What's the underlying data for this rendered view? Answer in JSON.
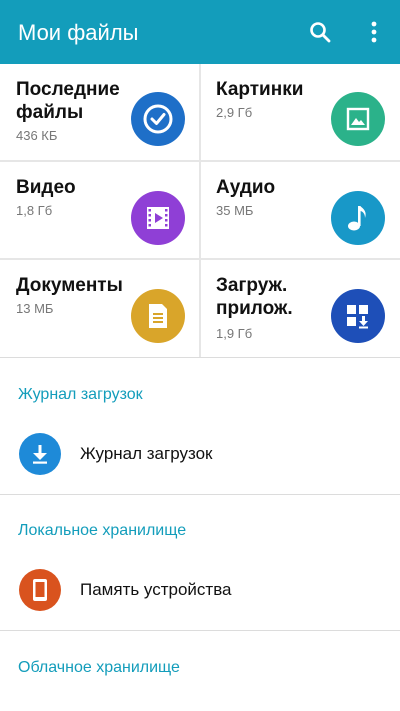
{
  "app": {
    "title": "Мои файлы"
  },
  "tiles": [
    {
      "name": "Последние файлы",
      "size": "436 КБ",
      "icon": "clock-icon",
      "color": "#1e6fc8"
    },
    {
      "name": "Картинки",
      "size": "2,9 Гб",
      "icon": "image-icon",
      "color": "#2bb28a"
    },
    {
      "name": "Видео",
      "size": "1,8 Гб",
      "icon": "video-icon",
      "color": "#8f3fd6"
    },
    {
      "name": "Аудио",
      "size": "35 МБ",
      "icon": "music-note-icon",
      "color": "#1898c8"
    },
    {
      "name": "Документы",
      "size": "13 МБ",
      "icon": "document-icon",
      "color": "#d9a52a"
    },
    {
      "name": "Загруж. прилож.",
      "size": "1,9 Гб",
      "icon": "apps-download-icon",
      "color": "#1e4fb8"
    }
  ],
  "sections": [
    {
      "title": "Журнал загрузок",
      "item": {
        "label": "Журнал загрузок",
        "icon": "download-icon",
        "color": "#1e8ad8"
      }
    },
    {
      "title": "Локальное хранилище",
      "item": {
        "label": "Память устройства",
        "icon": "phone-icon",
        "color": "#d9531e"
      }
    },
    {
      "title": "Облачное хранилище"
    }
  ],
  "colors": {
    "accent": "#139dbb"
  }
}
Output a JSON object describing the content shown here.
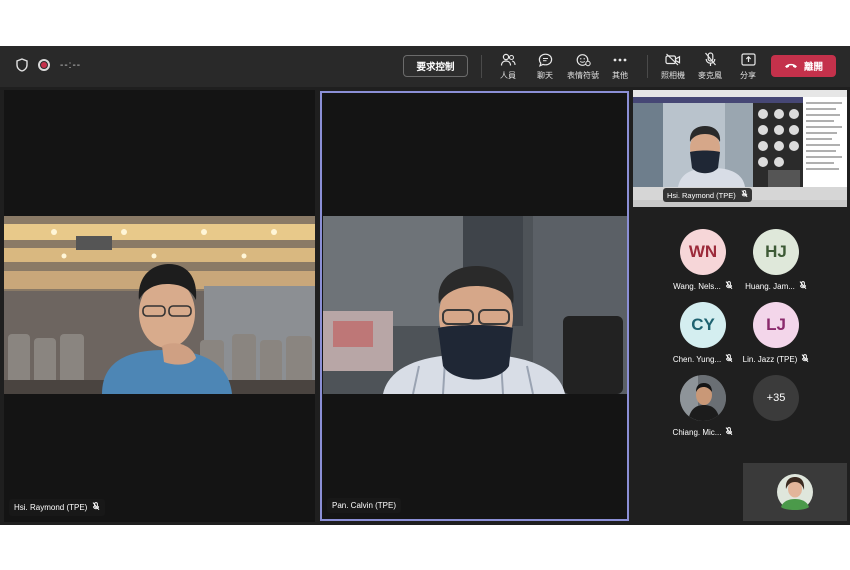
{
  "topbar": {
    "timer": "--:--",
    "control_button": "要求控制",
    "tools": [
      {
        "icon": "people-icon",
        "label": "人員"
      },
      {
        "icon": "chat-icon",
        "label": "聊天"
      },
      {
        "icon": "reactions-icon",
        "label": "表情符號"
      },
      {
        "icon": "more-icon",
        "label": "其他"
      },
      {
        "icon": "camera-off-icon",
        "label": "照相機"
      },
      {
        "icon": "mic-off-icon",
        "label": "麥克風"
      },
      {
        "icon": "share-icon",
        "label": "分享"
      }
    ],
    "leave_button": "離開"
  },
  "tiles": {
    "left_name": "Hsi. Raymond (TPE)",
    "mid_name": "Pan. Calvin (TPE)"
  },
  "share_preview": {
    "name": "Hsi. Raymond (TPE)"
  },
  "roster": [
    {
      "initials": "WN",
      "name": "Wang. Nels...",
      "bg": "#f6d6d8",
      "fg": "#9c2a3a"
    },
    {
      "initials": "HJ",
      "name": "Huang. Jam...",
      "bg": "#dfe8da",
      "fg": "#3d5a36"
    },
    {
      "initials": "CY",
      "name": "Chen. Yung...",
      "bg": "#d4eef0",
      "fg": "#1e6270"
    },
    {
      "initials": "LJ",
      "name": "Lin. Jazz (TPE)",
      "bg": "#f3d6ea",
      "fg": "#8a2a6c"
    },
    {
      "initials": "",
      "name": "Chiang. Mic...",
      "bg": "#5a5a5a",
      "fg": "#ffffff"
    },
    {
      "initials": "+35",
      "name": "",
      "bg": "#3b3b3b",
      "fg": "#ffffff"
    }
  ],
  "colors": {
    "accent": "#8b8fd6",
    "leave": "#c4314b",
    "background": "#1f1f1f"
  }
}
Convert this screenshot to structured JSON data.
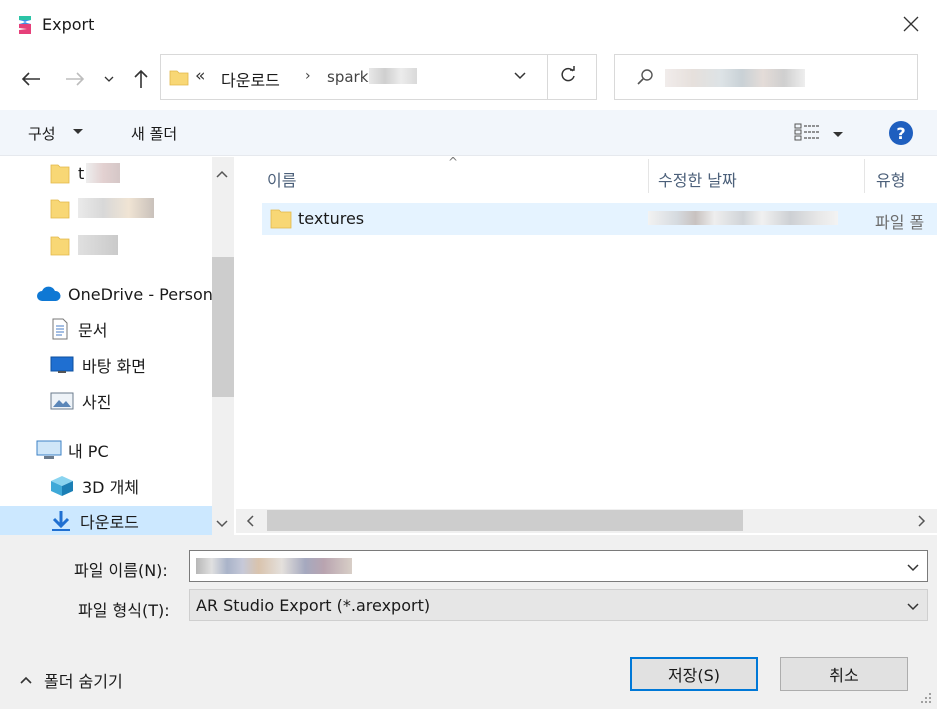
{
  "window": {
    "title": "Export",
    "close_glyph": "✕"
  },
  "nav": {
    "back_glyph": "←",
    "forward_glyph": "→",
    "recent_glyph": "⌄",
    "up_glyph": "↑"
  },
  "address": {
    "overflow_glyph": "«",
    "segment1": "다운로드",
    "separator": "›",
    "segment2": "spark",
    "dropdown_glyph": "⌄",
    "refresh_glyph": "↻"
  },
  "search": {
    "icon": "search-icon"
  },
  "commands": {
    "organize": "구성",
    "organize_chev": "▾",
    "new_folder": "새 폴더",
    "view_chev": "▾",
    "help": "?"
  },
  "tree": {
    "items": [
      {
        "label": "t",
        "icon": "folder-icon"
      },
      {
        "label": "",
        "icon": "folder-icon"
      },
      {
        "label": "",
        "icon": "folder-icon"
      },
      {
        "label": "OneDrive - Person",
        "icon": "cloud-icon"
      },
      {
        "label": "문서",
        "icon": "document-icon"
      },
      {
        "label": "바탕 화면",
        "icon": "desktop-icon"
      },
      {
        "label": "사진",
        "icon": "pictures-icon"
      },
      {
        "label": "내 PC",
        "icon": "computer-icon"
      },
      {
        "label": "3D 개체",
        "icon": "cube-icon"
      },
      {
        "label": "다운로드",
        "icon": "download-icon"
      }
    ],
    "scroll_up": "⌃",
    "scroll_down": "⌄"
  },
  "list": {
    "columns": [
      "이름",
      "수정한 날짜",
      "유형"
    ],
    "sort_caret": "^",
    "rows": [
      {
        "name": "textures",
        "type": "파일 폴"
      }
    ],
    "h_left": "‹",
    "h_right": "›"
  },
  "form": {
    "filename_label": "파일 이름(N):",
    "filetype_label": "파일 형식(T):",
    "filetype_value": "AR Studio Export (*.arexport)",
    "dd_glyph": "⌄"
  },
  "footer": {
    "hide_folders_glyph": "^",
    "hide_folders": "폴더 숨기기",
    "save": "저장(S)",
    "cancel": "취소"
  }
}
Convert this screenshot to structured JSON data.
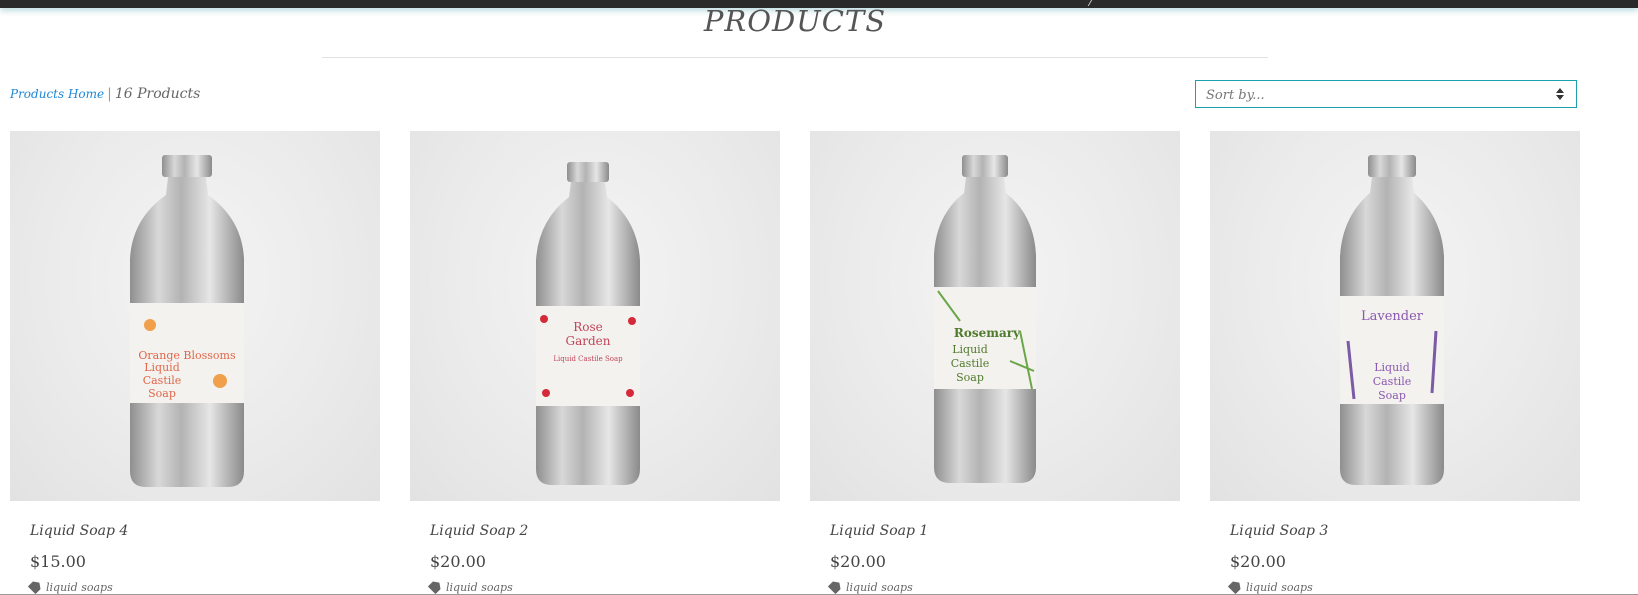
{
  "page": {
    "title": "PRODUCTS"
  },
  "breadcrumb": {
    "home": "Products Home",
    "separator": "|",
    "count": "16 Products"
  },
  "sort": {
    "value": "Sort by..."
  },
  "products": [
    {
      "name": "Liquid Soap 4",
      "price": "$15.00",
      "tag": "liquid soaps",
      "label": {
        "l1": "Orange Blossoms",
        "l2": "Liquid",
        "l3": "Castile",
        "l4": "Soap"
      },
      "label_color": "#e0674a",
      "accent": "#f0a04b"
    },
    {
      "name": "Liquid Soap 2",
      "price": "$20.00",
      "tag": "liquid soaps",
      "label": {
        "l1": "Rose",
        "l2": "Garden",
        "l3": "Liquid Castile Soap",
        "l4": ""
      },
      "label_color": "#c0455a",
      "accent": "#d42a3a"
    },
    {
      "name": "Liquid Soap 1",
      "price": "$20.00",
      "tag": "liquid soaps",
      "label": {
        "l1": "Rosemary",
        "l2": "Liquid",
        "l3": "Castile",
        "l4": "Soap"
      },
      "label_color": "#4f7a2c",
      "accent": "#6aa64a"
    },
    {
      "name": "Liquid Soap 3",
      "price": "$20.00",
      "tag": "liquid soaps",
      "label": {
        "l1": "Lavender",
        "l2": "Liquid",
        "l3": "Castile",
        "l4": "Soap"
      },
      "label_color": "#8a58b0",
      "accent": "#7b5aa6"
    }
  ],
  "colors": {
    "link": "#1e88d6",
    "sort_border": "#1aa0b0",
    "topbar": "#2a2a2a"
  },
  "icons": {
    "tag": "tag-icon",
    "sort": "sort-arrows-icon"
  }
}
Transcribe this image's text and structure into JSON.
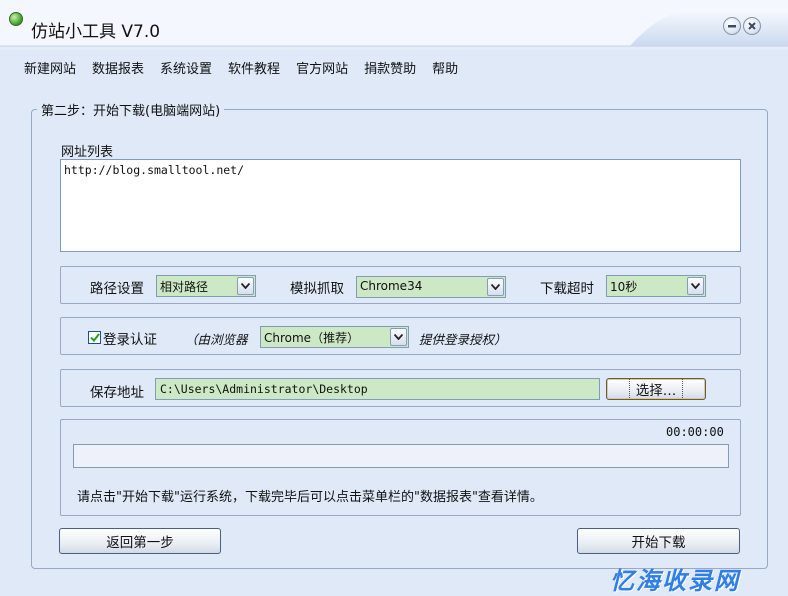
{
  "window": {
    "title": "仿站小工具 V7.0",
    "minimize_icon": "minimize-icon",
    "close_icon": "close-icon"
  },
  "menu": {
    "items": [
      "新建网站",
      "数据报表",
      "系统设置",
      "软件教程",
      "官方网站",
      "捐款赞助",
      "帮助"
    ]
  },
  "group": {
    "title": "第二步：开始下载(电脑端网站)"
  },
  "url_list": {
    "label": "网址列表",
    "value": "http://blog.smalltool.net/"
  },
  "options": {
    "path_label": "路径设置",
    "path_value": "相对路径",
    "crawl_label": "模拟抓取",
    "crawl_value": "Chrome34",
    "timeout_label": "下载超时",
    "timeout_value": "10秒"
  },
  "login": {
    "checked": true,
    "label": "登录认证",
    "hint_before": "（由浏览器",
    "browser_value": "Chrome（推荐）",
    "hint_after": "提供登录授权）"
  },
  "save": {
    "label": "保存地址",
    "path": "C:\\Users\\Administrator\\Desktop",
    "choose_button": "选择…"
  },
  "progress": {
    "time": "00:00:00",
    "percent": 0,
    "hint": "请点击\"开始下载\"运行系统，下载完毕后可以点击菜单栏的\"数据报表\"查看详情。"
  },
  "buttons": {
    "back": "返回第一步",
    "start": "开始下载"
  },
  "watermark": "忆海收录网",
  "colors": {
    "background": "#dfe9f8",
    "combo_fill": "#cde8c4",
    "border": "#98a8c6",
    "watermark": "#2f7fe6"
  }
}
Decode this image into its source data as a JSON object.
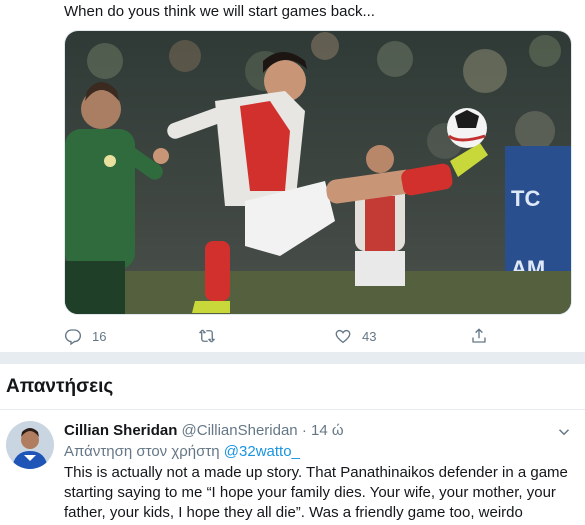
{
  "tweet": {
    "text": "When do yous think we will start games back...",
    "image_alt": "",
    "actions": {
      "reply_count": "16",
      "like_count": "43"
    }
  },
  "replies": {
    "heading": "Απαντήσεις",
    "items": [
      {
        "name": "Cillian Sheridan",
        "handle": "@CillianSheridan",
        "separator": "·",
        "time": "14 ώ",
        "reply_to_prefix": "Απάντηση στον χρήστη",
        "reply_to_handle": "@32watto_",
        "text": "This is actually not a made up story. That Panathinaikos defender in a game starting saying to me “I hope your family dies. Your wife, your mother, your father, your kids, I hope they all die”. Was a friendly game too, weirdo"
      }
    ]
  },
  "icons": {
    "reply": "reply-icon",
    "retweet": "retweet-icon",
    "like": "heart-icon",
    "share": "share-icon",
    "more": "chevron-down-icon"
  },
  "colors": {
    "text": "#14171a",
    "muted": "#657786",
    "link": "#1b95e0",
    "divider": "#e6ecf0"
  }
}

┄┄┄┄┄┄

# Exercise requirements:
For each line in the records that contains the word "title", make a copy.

# Output of the exercise:
    "title": "Мои файлы"
      "title": "Журнал загрузок",
      "title": "Локальное хранилище",
      "title": "Облачное хранилище"
    "title": "Export",
    "title": "PRODUCTS"
    "title": "仿站小工具 V7.0",
    "title": "第二步：开始下载(电脑端网站)"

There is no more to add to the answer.